■ THE TASK ■
Could you return every record below word for word, leaving out the pictures?

■ Saved data entries ■
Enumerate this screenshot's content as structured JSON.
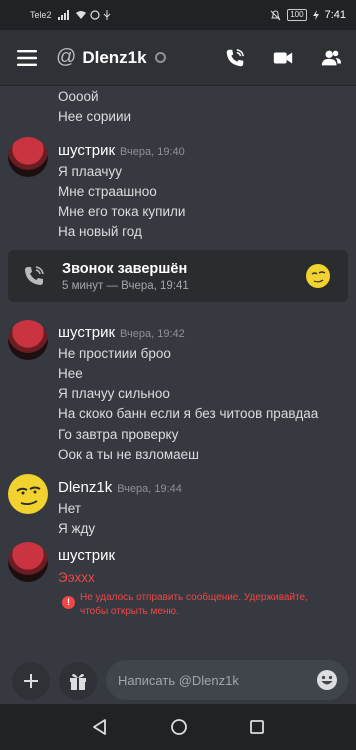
{
  "status_bar": {
    "carrier": "Tele2",
    "battery": "100",
    "time": "7:41"
  },
  "header": {
    "at_symbol": "@",
    "channel_name": "Dlenz1k"
  },
  "messages": {
    "top_lines": [
      "Оооой",
      "Нее сориии"
    ],
    "group1": {
      "author": "шустрик",
      "timestamp": "Вчера, 19:40",
      "lines": [
        "Я плаачуу",
        "Мне страашноо",
        "Мне его тока купили",
        "На новый год"
      ]
    },
    "call": {
      "title": "Звонок завершён",
      "subtitle": "5 минут — Вчера, 19:41"
    },
    "group2": {
      "author": "шустрик",
      "timestamp": "Вчера, 19:42",
      "lines": [
        "Не простиии броо",
        "Нее",
        "Я плачуу сильноо",
        "На скоко банн если я без читоов правдаа",
        "Го завтра проверку",
        "Оок а ты не взломаеш"
      ]
    },
    "group3": {
      "author": "Dlenz1k",
      "timestamp": "Вчера, 19:44",
      "lines": [
        "Нет",
        "Я жду"
      ]
    },
    "group4": {
      "author": "шустрик",
      "failed_line": "Ээххх",
      "error_lines": [
        "Не удалось отправить сообщение. Удерживайте,",
        "чтобы открыть меню."
      ]
    }
  },
  "composer": {
    "placeholder": "Написать @Dlenz1k"
  },
  "colors": {
    "background": "#36393f",
    "header": "#2f3136",
    "error": "#f04747",
    "avatar_yellow": "#f2d22e"
  }
}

■ SOLUTION FOR THIS TASK ■
Enumerate this screenshot's content as structured JSON.
{
  "status_bar": {
    "carrier": "Tele2",
    "battery": "100",
    "time": "7:41"
  },
  "header": {
    "at_symbol": "@",
    "channel_name": "Dlenz1k"
  },
  "messages": {
    "top_lines": [
      "Оооой",
      "Нее сориии"
    ],
    "group1": {
      "author": "шустрик",
      "timestamp": "Вчера, 19:40",
      "lines": [
        "Я плаачуу",
        "Мне страашноо",
        "Мне его тока купили",
        "На новый год"
      ]
    },
    "call": {
      "title": "Звонок завершён",
      "subtitle": "5 минут — Вчера, 19:41"
    },
    "group2": {
      "author": "шустрик",
      "timestamp": "Вчера, 19:42",
      "lines": [
        "Не простиии броо",
        "Нее",
        "Я плачуу сильноо",
        "На скоко банн если я без читоов правдаа",
        "Го завтра проверку",
        "Оок а ты не взломаеш"
      ]
    },
    "group3": {
      "author": "Dlenz1k",
      "timestamp": "Вчера, 19:44",
      "lines": [
        "Нет",
        "Я жду"
      ]
    },
    "group4": {
      "author": "шустрик",
      "failed_line": "Ээххх",
      "error_lines": [
        "Не удалось отправить сообщение. Удерживайте,",
        "чтобы открыть меню."
      ]
    }
  },
  "composer": {
    "placeholder": "Написать @Dlenz1k"
  },
  "colors": {
    "background": "#36393f",
    "header": "#2f3136",
    "error": "#f04747",
    "avatar_yellow": "#f2d22e"
  }
}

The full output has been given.